Sweepstakes, in its simplest form, is a prize giveaway.
In the purest sense of the word, a sweepstakes has no second place and offers no consolation prizes. The word sweepstakes literally means one winner sweeps the stakes, or takes all of the prizes. However, many modern sweepstakes offer a variety of prizes for multiple winners.
The word sweepstakes has been used since at least the mid-15th century, although in its earliest context, sweepstakes referred to a game in which a single winner walked away with all of the stakes. Eventually, the word evolved into a common expression to describe activities, including a harsh life that offered little to nothing. Today, sweepstakes is mostly a legal term used to describe a prize giveaway.
Contests and lotteries are the two other forms of prize giveaways. In a contest, the winners are rewarded for a skill. In a lottery, participants must buy their way into the pool for a chance at the winnings. Non-government sanctioned lotteries are prohibited by law, and although charity raffles fall under this definition, they are typically overlooked by law enforcement. The winner of a sweepstakes is truly a random draw. Participants are not required to pay for entry or exhibit any type of skill.
A sweepstakes is typically a marketing tool used to build awareness of a product, company or service. Some companies require participants to register personal information in order to be entered into the sweepstakes, and then those companies use the information to build mailing lists or compile consumer information. The Michigan Attorney General warns that many companies sell personal information and registering for a sweepstakes can increase the amount of promotional material a person receives, which may, in turn, increase the odds of becoming a victim of sweepstakes' fraud.
A sweepstakes can provide an opportunity for two or more companies to reap its marketing benefits. One company might opt to run the sweepstakes, while another company sponsors it. For example, a professional sports franchise can promote the sweepstakes in order to build its fan base, while a fast-food chain provides the prizes in exchange for advertising on the sweepstakes' promotional material and during games. Companies may offer monetary rewards or prizes, such as the company's services or merchandise. Typically, a law firm that specializes in prize promotions needs to be consulted to ensure the sweepstakes adheres to federal and state laws.
Federal law requires all sweepstakes sponsors to include a no purchase necessary statement in the giveaway's official rules. Some companies may request that participants mail in proofs of purchase, which can lead people to believe they need to purchase an item to be eligible for the prize, but entries that are sent with proofs of purchase cannot be given a greater chance of winning than entries sent without proofs of purchase, according to the California Department of Consumer Affairs. The rules must clearly offer a non-purchase method for entering, such as sending in a handwritten postcard.

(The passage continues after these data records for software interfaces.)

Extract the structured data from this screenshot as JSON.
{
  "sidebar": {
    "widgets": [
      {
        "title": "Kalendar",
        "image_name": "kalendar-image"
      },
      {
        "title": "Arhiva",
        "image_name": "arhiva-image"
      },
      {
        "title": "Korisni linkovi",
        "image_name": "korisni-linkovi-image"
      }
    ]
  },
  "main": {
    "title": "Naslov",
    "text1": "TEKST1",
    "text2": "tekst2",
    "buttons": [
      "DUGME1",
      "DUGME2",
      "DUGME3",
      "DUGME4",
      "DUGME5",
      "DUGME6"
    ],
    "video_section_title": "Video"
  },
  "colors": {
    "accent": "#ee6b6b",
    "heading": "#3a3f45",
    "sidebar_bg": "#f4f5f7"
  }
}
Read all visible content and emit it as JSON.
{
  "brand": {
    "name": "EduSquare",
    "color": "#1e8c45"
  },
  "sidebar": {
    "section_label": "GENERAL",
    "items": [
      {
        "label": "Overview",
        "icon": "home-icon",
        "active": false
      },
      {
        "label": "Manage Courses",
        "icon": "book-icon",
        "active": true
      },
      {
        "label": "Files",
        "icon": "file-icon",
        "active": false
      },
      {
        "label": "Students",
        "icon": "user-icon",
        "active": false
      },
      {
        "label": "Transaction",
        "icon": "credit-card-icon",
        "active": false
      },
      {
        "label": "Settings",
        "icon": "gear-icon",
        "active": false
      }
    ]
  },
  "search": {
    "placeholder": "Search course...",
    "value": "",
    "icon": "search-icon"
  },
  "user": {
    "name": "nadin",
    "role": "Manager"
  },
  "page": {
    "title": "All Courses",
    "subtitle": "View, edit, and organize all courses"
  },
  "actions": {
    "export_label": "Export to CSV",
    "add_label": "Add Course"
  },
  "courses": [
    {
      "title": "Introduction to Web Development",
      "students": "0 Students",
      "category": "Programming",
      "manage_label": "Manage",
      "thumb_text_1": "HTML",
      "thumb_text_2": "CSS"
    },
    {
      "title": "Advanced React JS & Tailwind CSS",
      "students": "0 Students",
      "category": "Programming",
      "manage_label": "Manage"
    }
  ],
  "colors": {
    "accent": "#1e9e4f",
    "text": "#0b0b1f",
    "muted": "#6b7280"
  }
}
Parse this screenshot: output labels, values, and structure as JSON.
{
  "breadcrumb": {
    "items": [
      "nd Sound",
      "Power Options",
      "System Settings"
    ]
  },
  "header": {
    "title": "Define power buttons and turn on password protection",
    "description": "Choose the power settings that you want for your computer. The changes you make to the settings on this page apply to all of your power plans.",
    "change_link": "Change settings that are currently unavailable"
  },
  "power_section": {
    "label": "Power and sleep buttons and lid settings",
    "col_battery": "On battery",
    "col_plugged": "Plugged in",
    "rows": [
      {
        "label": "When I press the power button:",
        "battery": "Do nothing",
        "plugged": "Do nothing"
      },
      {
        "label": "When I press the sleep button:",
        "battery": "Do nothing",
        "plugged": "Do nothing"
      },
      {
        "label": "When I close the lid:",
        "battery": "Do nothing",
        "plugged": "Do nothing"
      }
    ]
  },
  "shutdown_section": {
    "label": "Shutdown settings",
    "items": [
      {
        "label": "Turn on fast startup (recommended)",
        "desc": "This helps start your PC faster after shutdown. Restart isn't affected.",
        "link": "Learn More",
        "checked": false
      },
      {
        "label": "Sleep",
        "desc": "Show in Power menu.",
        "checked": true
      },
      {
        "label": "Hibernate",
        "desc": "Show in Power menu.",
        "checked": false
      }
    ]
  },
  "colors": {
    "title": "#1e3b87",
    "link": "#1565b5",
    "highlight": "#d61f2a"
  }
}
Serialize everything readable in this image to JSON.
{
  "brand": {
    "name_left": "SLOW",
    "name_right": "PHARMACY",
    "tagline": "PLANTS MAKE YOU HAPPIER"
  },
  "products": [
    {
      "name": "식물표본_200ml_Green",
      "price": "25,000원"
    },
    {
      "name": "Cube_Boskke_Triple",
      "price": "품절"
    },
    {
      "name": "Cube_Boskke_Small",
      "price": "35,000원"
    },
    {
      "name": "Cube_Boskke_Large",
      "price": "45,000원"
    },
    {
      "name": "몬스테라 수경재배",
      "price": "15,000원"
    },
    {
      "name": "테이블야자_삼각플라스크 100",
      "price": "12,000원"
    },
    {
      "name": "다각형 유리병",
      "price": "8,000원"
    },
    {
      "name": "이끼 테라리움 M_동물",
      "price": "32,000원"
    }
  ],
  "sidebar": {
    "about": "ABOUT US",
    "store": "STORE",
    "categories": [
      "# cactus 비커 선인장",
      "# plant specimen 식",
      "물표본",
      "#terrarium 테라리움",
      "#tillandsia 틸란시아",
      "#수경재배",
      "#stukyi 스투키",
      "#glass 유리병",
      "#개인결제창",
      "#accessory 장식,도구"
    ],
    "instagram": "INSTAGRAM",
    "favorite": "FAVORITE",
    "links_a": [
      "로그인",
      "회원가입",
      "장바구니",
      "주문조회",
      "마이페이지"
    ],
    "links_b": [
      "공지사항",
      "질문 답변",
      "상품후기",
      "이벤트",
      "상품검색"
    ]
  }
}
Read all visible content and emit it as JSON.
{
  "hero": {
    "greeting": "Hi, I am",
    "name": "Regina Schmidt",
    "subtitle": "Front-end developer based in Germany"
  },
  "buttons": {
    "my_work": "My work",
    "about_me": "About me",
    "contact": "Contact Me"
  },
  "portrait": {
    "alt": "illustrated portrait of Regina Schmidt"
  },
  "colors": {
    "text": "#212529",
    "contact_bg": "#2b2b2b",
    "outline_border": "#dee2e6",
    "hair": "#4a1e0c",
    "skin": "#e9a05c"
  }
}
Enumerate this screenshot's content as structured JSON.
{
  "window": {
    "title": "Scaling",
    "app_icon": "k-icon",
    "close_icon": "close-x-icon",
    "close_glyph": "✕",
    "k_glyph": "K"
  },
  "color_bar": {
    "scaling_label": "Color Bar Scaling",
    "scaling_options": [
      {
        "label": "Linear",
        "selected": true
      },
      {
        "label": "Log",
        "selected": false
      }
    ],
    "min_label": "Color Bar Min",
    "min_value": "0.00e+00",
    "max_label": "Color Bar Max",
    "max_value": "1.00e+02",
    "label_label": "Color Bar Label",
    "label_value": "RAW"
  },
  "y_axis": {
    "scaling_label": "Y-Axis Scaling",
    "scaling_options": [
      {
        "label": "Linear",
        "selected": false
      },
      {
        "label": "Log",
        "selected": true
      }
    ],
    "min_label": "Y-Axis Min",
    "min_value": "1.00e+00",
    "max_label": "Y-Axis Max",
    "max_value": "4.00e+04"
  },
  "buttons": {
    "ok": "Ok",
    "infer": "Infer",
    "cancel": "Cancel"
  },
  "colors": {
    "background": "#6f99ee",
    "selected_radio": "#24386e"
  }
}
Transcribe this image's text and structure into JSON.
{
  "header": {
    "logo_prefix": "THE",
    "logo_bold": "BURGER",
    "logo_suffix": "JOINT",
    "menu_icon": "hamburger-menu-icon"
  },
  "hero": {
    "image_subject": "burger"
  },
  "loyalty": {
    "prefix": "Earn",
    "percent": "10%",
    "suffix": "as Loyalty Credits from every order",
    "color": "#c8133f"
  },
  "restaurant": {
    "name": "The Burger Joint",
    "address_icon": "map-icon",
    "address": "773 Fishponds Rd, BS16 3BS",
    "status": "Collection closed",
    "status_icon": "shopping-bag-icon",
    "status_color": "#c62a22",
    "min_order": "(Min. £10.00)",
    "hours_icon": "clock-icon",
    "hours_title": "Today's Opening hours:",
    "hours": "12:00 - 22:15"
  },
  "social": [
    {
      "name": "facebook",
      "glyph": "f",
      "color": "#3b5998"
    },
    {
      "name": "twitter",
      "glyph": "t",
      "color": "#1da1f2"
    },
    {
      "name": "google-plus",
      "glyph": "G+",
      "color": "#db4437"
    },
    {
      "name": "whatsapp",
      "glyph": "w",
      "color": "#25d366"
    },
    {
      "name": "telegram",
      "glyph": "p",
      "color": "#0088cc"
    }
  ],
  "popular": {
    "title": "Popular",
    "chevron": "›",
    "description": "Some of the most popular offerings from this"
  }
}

The sweepstakes rules must state the odds of winning. It is illegal for the company sponsoring the sweepstakes to misrepresent those odds. The odds are only an estimate, as the actual odds of winning will depend on the number of entries. Often, certain people are ineligible to win the prize. These people may include the company's employees and family members of employees. The company can also choose to enforce age and residency restrictions and the number of entries allowed per household. All restrictions, including those for claiming the prize, must be listed in the sweepstakes' rules, which cannot change after the sweepstakes has begun.
Some states, including Florida, Rhode Island and New York, require the sweepstakes to register if the prizes exceed a certain amount. New York and Florida laws require the sweepstakes sponsor to secure a bond in the amount of the prizes. The bond is not released until the state receives a list of the winners. Each state has its own laws regarding the disclosures of the sweepstakes that must be included in promotional materials.
Simply being knowledgeable about sweepstakes laws can prevent sweepstakes fraud, according the Federal Trade Commission. Anyone approached with a sweepstakes promotion, whether in person, by mail, phone or Internet, should be skeptical unless the sweepstakes has previously been proven reputable. The FTC recommends looking for the no purchase necessary statement, as well as searching the sweepstakes' fine print to make sure the winner is not required to pay shipping and handling or other monies to claim the prize.
Some fraudulent sweepstakes organizations provide a pay-for-call telephone number for participants to call for information. Legitimate sweepstakes will always use a toll-free number and provide the name and address of the sweepstakes' sponsor. Participants will never need to provide a credit card number or bank account information to be entered in the sweepstakes. Some fraudulent sweepstakes organizations may have complaints filed with the Better Business Bureau, although a lack of complaints does not mean the company is legitimate.